At the further appeal before the Court of Appeal, the Crown conceded that the summary conviction appeal judge had erred by upholding the convictions on the basis of facts not supported by the trial record.  There was simply no evidence that the appellant landowner had constructed or established the second trench in the time period cited in the charge or that he had planted and harvested in the first trench.  The question on the appeal therefore turned on the effect of "passive maintenance".

The appellant landowner argued that the prohibited act or "actus reus" of the offence required proof of active maintenance of the trenches; the Crown argued that keeping the trenches in existence without active maintenance would be sufficient.  The Court of Appeal agreed with the Crown's position and ruled that "maintenance" included keeping the trenches in existence without active maintenance.  The Crown did not need to prove that the landowner knew the trenches were on his land or that he actively maintained them.

Read the decision at: R. v. Dickson (W.A.)

Thursday, July 18, 2013

Dairy farm fined after renovating barn without renewing expired nutrient management strategy

From the Ministry of the Environment:

Dunnville Company Fined $5,000 for Violation of the Nutrient Management Strategy

Cayuga - A Dunnville company was fined $5,000 for constructing a building or structure to house farm animals or store nutrients without a nutrient management strategy having been prepared, contrary to the Nutrient Management Act.

"Environmental protection legislation protects communities and the environment.
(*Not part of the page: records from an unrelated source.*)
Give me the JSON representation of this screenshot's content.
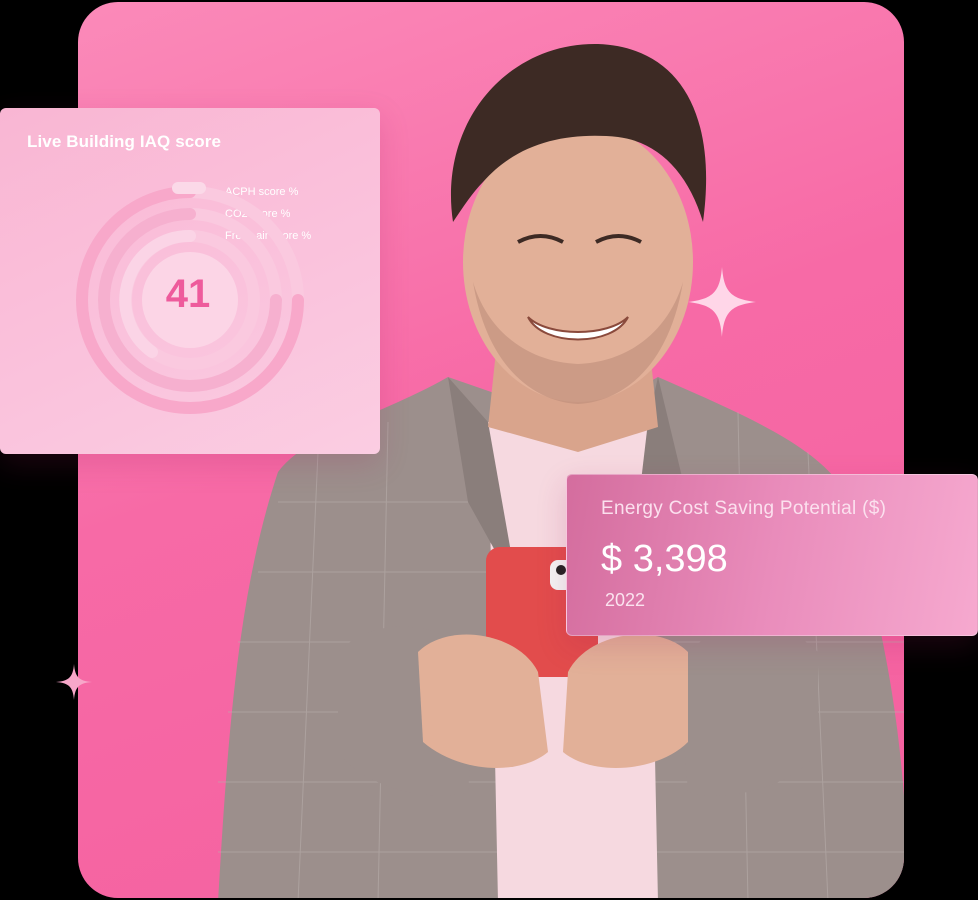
{
  "iaq_card": {
    "title": "Live Building IAQ score",
    "legend": [
      "ACPH score %",
      "CO2 score %",
      "Fresh air score %"
    ],
    "score": "41"
  },
  "energy_card": {
    "title": "Energy Cost Saving Potential ($)",
    "value": "$ 3,398",
    "year": "2022"
  },
  "colors": {
    "panel_pink": "#f76aa6",
    "score_pink": "#ee5b9c",
    "card_pink": "#fac2dc"
  },
  "icons": [
    "sparkle-icon"
  ]
}
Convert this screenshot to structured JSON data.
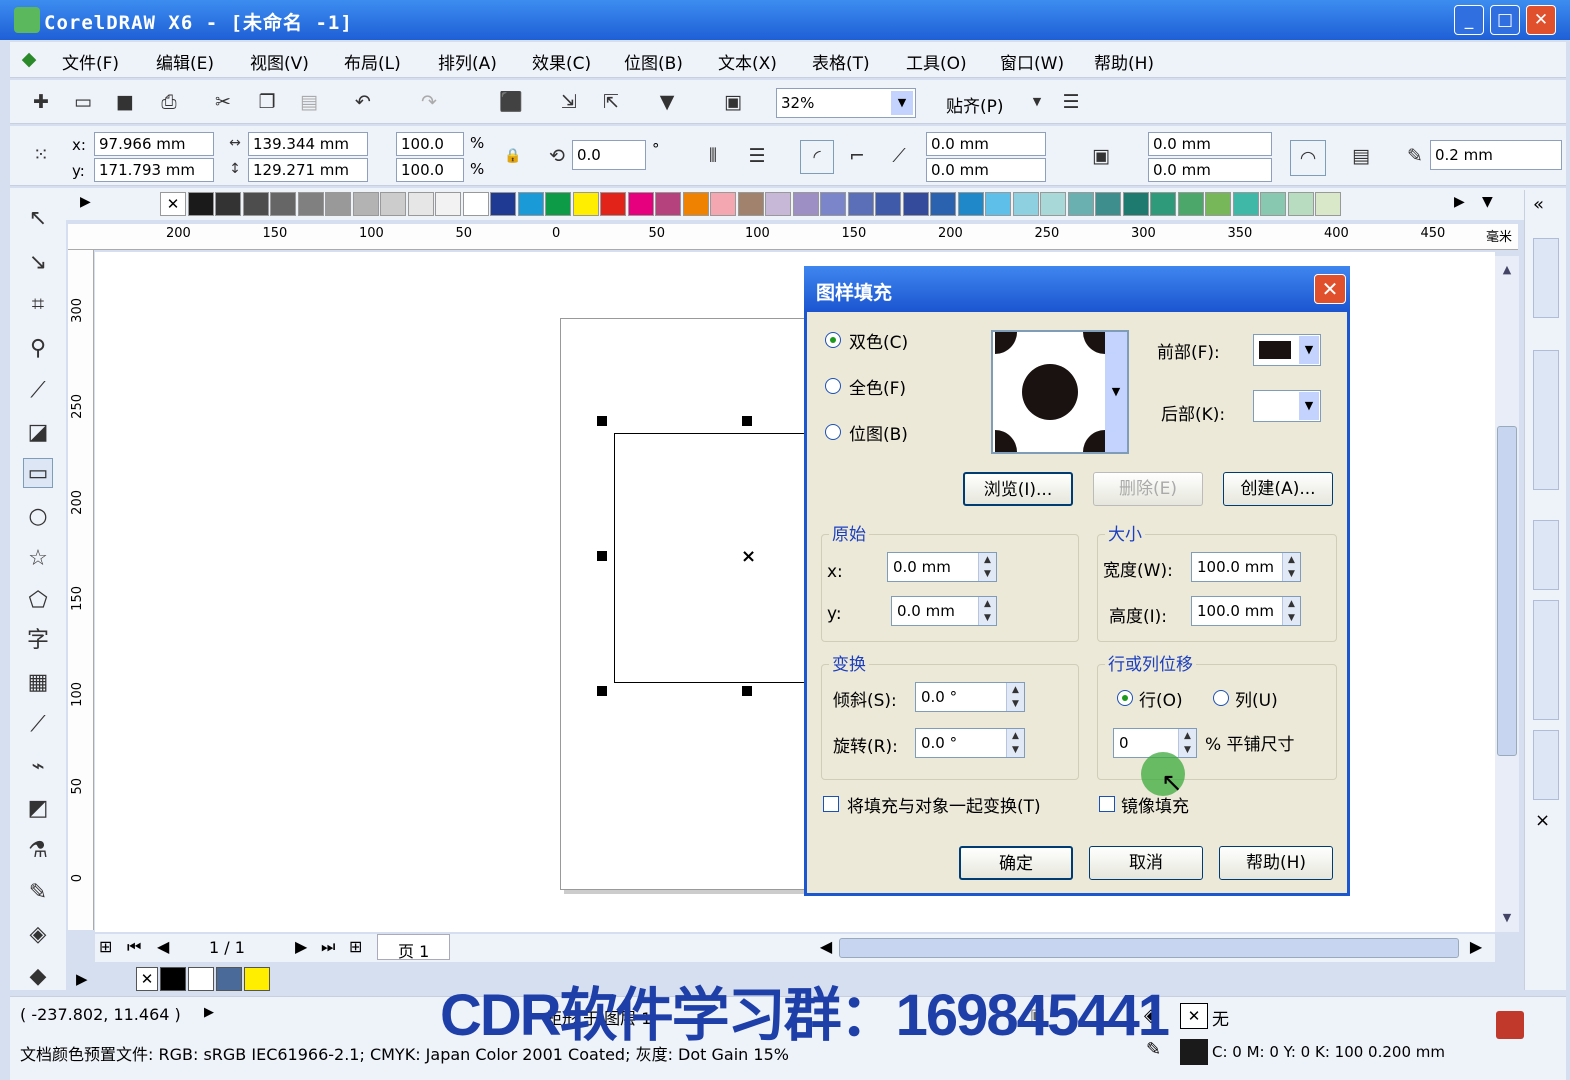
{
  "window": {
    "title": "CorelDRAW X6 - [未命名 -1]",
    "min": "_",
    "max": "□",
    "close": "✕"
  },
  "menu": [
    "文件(F)",
    "编辑(E)",
    "视图(V)",
    "布局(L)",
    "排列(A)",
    "效果(C)",
    "位图(B)",
    "文本(X)",
    "表格(T)",
    "工具(O)",
    "窗口(W)",
    "帮助(H)"
  ],
  "toolbar": {
    "zoom": "32%",
    "snap": "贴齐(P)"
  },
  "props": {
    "x_label": "x:",
    "x": "97.966 mm",
    "y_label": "y:",
    "y": "171.793 mm",
    "w": "139.344 mm",
    "h": "129.271 mm",
    "sx": "100.0",
    "sy": "100.0",
    "pct": "%",
    "rot": "0.0",
    "deg": "°",
    "c1": "0.0 mm",
    "c2": "0.0 mm",
    "c3": "0.0 mm",
    "c4": "0.0 mm",
    "outline": "0.2 mm"
  },
  "palette_colors": [
    "#ffffff",
    "#1a1a1a",
    "#333333",
    "#4d4d4d",
    "#666666",
    "#808080",
    "#999999",
    "#b3b3b3",
    "#cccccc",
    "#e6e6e6",
    "#f2f2f2",
    "#ffffff",
    "#1f3a93",
    "#1a9ad6",
    "#0e9b48",
    "#ffee00",
    "#e2231a",
    "#e6007e",
    "#b5427d",
    "#ef8200",
    "#f4a7b0",
    "#a0826d",
    "#c8b8d8",
    "#9d8fc4",
    "#7a86c9",
    "#5b6fb8",
    "#3f5aa8",
    "#344a9a",
    "#2a62b0",
    "#1e88c9",
    "#5ec0e8",
    "#8ed0e0",
    "#a9d8d8",
    "#6ab0b0",
    "#3e8e8e",
    "#1e7a6e",
    "#2f9a7a",
    "#4ca86a",
    "#78b65a",
    "#40b8a8",
    "#88c8b0",
    "#b8dcc0",
    "#d8e8c8"
  ],
  "hruler": [
    "200",
    "150",
    "100",
    "50",
    "0",
    "50",
    "100",
    "150",
    "200",
    "250",
    "300",
    "350",
    "400",
    "450",
    "毫米"
  ],
  "vruler": [
    "300",
    "250",
    "200",
    "150",
    "100",
    "50",
    "0"
  ],
  "pagebar": {
    "count": "1 / 1",
    "page": "页 1"
  },
  "docpal": [
    "#000000",
    "#ffffff",
    "#4a6a9a",
    "#ffee00"
  ],
  "status": {
    "coords": "( -237.802, 11.464 )",
    "layer": "矩形 于 图层 1",
    "fill": "无",
    "profile": "文档颜色预置文件: RGB: sRGB IEC61966-2.1; CMYK: Japan Color 2001 Coated; 灰度: Dot Gain 15%",
    "outline": "C: 0 M: 0 Y: 0 K: 100  0.200 mm"
  },
  "watermark": "CDR软件学习群：169845441",
  "dialog": {
    "title": "图样填充",
    "close": "✕",
    "r_twocolor": "双色(C)",
    "r_fullcolor": "全色(F)",
    "r_bitmap": "位图(B)",
    "front_label": "前部(F):",
    "back_label": "后部(K):",
    "browse": "浏览(I)...",
    "delete": "删除(E)",
    "create": "创建(A)...",
    "origin_title": "原始",
    "ox_label": "x:",
    "ox": "0.0 mm",
    "oy_label": "y:",
    "oy": "0.0 mm",
    "size_title": "大小",
    "w_label": "宽度(W):",
    "w": "100.0 mm",
    "h_label": "高度(I):",
    "h": "100.0 mm",
    "transform_title": "变换",
    "skew_label": "倾斜(S):",
    "skew": "0.0 °",
    "rot_label": "旋转(R):",
    "rot": "0.0 °",
    "offset_title": "行或列位移",
    "row": "行(O)",
    "col": "列(U)",
    "offset": "0",
    "tile_label": "% 平铺尺寸",
    "transform_with": "将填充与对象一起变换(T)",
    "mirror": "镜像填充",
    "ok": "确定",
    "cancel": "取消",
    "help": "帮助(H)"
  }
}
Breaking these rules can result in serious penalties and is an offence the ministry takes very seriously," said Environment Minister Jim Bradley.

Huigen Bros. Farms Ltd. operates a dairy farm in Dunnville in the County of Haldimand. Ministry staff notified the company that their original nutrient management strategy had expired and would need to be renewed. An inspection of the site revealed an existing barn was renovated to house dairy cattle without an approved nutrient management strategy in place.

The company was fined $5,000 plus a victim fine surcharge of $1,250 and given 60 days to pay the fine.

Company fined for manure discharge into municipal drain

From the Ministry of the Environment:

Shedden Company Fined $25,000 for Manure Discharge

St. Thomas - A Shedden company was fined $25,000 for discharging pig manure into the Kerstan Municipal Drain causing impairment to the quality of water.

"Polluters should be aware that the ministry's Investigations and Enforcement Branch will vigorously pursue charges when our environmental laws are broken," Environment Minister Jim Bradley.

G.H. Pennings Farms Inc. owns and operates a pig farm located in Southwold Township. The Ministry of Natural Resources received a call from a local resident regarding manure impacting a creek. The tip was relayed to the Ministry of the Environment and ministry inspectors attended the site. During the inspection, staff traced the source of the manure back to a holding lagoon located on the farm. The lab results of the water samples taken at the site showed impairment to water quality.

The company was fined $25,000 plus a victim fine surcharge of $6,250 and was given six months to pay the fine.